__EXERCISE OBJECTIVE__
Among the entries below, count each line holding the word "this". Write only the number.

------------------------------------------------

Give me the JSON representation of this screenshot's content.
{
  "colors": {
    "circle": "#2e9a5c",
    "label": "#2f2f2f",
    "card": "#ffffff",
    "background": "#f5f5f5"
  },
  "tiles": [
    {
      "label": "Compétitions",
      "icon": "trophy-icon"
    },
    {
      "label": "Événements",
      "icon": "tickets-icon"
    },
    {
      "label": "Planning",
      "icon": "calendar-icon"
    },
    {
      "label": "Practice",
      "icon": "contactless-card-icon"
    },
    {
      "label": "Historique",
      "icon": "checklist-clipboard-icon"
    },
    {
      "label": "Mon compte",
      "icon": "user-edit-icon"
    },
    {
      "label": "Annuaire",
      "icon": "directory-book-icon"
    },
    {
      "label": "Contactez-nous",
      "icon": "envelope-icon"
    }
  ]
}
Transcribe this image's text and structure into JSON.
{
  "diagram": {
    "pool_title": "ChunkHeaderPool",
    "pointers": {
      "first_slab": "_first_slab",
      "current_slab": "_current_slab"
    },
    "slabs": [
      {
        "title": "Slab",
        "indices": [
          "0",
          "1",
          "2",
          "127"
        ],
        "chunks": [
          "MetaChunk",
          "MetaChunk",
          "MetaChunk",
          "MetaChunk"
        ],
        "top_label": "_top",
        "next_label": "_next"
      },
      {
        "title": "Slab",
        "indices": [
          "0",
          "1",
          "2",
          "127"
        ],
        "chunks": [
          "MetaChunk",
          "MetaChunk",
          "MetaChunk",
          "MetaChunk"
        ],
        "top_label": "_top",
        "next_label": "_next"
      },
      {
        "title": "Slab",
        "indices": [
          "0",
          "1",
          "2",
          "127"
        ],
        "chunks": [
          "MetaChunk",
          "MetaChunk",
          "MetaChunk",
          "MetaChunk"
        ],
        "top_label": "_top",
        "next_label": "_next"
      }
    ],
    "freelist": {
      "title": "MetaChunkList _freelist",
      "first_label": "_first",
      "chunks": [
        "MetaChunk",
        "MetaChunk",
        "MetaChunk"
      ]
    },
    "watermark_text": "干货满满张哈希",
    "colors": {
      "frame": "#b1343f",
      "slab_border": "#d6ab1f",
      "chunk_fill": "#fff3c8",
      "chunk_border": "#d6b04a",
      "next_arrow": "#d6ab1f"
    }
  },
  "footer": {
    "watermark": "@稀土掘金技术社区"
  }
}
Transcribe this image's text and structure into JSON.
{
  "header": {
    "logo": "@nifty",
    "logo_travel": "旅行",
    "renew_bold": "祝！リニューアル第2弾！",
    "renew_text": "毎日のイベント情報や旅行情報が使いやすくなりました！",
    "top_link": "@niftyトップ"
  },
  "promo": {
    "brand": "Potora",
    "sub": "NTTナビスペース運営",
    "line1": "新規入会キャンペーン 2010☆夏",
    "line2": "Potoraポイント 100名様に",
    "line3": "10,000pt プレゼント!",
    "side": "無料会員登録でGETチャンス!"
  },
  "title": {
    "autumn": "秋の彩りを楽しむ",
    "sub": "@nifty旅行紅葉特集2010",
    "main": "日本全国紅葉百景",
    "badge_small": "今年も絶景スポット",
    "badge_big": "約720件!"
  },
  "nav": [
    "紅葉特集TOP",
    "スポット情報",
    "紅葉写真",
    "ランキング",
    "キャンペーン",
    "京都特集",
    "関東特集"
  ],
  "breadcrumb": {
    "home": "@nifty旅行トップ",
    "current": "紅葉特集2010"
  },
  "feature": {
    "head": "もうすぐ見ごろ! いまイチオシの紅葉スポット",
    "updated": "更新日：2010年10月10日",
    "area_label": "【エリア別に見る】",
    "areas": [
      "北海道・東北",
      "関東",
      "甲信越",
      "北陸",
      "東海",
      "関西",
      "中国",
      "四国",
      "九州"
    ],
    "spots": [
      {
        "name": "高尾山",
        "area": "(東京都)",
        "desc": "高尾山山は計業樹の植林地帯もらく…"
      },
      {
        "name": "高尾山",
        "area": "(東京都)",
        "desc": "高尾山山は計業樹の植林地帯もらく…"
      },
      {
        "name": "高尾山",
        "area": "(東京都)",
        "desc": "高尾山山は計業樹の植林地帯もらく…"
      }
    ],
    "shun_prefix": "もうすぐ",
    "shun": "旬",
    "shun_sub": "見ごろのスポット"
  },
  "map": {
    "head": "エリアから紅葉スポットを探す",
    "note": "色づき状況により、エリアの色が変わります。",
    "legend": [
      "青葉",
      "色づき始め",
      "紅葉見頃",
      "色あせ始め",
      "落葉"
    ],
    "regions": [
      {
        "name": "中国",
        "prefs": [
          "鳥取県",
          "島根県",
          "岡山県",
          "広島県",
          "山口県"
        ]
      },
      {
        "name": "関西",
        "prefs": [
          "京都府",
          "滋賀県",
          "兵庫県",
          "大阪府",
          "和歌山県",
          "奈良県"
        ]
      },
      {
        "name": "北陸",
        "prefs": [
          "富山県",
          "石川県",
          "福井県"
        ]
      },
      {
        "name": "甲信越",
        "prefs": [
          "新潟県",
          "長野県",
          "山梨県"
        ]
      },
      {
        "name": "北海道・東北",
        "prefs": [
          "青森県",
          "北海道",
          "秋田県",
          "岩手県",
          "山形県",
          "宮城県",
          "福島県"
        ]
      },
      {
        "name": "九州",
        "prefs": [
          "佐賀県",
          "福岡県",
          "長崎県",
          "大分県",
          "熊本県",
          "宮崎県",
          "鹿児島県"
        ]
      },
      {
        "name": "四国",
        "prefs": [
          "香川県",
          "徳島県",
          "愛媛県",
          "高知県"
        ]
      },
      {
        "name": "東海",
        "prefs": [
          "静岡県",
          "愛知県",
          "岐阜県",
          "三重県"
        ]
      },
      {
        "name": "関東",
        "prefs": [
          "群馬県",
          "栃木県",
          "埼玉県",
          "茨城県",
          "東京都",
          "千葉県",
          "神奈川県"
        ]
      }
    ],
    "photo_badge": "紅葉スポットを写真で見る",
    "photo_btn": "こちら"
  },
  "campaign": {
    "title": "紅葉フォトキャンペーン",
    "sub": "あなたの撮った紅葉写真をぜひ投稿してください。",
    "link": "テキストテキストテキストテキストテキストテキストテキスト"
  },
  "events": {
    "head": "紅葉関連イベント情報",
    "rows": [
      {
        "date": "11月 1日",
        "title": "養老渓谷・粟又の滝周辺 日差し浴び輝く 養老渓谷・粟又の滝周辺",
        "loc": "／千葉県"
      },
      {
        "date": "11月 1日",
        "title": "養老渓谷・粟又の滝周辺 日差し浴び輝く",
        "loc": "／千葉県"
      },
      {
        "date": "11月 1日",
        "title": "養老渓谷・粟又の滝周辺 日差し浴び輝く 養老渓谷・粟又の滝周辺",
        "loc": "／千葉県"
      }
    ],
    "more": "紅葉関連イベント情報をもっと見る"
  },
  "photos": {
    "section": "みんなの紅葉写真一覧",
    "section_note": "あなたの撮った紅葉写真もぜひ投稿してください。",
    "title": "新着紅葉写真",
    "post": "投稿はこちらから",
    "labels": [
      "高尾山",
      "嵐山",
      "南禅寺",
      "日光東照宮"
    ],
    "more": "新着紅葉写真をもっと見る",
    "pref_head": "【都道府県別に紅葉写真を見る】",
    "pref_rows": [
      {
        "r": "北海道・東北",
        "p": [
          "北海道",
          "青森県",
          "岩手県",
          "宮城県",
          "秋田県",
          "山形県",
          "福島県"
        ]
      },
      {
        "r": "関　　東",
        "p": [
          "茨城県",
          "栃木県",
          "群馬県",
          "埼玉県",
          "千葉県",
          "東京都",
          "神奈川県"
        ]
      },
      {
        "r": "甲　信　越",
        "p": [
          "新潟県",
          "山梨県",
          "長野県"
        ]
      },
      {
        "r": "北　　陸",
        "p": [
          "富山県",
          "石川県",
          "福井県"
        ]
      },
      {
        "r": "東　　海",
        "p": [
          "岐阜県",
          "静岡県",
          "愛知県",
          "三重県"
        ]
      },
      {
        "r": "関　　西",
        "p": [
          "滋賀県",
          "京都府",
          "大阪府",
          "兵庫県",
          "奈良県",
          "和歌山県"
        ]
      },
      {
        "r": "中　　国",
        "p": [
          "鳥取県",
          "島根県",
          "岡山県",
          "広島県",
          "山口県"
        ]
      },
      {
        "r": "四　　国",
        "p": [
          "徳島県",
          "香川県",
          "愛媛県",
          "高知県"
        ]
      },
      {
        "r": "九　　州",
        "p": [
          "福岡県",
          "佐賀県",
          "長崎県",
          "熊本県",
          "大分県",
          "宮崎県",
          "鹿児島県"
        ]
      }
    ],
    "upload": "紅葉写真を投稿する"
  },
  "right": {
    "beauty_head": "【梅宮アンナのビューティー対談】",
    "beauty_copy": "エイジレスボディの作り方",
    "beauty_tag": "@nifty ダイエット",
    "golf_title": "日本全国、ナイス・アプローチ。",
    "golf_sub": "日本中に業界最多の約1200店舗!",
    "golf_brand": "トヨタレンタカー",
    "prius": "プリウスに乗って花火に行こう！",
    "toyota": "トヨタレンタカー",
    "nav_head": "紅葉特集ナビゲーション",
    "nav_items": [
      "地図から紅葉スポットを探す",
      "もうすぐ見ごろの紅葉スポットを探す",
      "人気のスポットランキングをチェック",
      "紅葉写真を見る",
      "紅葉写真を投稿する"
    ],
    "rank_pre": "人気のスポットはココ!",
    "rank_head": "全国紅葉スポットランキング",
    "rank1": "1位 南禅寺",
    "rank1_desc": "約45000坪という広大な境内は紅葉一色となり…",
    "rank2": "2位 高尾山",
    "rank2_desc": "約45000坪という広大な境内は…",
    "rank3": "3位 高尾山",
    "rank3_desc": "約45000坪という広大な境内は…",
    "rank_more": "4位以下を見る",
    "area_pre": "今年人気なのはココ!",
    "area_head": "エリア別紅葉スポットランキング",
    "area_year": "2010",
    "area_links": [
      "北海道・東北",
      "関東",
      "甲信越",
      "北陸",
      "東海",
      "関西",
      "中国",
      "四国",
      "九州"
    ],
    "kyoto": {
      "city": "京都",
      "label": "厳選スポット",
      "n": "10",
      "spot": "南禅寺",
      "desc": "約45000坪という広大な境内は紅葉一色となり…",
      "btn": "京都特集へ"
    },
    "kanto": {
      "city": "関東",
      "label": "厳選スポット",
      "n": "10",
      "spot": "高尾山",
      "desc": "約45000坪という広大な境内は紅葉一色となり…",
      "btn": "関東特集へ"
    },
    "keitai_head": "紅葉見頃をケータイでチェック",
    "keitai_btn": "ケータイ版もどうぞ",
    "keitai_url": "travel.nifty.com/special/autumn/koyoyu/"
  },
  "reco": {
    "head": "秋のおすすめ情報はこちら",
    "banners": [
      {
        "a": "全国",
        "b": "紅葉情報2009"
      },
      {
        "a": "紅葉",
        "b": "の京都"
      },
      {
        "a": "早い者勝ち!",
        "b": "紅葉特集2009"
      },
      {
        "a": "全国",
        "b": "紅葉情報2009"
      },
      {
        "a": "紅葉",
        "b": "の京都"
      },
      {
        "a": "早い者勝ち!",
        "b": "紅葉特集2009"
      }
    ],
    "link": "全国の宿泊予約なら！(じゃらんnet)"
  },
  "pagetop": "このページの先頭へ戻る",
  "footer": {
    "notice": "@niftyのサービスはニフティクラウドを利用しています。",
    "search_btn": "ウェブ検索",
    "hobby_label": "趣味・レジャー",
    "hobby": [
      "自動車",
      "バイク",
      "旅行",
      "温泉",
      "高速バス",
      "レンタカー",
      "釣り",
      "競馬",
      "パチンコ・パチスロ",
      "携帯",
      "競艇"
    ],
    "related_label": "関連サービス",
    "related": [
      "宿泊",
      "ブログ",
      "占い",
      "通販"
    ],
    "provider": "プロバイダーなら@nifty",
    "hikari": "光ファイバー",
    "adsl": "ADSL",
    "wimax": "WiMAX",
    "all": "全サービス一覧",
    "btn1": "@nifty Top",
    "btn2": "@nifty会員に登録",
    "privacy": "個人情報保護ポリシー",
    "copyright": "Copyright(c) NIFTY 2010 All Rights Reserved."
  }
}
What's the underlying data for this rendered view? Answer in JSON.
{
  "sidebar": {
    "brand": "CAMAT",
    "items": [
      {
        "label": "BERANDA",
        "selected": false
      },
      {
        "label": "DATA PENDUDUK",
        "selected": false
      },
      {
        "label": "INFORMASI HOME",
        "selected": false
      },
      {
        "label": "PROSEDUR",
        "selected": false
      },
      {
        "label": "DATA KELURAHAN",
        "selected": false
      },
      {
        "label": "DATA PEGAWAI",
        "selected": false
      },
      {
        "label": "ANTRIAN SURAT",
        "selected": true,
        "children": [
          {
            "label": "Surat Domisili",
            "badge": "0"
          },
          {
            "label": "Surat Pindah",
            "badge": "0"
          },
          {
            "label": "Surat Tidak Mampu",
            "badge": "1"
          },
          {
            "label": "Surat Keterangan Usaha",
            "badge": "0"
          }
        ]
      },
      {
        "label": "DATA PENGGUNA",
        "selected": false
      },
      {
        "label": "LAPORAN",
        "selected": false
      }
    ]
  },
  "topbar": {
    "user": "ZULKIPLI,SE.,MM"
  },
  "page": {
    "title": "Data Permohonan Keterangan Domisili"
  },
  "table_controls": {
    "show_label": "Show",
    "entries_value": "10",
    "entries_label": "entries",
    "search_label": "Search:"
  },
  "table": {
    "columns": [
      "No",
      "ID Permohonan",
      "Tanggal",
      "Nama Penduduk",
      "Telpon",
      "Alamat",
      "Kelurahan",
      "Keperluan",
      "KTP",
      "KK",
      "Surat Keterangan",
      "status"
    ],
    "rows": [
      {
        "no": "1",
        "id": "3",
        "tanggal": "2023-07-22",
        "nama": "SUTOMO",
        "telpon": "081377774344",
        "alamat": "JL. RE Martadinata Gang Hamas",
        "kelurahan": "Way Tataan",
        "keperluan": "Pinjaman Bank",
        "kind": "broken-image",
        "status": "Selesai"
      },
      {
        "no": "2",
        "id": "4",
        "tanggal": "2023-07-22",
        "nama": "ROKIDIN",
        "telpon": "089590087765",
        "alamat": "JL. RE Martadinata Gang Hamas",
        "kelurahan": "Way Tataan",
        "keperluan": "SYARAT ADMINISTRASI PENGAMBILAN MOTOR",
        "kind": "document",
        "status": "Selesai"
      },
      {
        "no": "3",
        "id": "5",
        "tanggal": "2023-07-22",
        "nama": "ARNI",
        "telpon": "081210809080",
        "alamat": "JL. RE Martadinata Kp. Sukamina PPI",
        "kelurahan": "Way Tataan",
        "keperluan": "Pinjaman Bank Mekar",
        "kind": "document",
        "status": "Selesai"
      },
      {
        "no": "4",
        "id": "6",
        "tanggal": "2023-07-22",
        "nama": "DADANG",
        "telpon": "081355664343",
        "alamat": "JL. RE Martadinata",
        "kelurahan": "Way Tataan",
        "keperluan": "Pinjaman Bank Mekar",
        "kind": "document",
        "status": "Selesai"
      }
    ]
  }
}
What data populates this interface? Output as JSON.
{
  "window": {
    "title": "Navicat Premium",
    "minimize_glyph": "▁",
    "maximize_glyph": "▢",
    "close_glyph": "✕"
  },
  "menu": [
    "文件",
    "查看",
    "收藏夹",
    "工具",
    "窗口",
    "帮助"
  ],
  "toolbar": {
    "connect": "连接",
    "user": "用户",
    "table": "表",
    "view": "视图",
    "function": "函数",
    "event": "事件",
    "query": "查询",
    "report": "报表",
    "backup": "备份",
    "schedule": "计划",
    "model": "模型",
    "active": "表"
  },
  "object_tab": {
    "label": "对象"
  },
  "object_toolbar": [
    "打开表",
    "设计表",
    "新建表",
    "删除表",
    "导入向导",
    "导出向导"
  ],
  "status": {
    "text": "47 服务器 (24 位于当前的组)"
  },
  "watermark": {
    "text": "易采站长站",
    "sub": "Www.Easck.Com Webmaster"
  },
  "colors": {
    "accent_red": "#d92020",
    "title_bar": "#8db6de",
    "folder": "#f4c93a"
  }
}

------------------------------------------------

__FINAL ANSWER__
5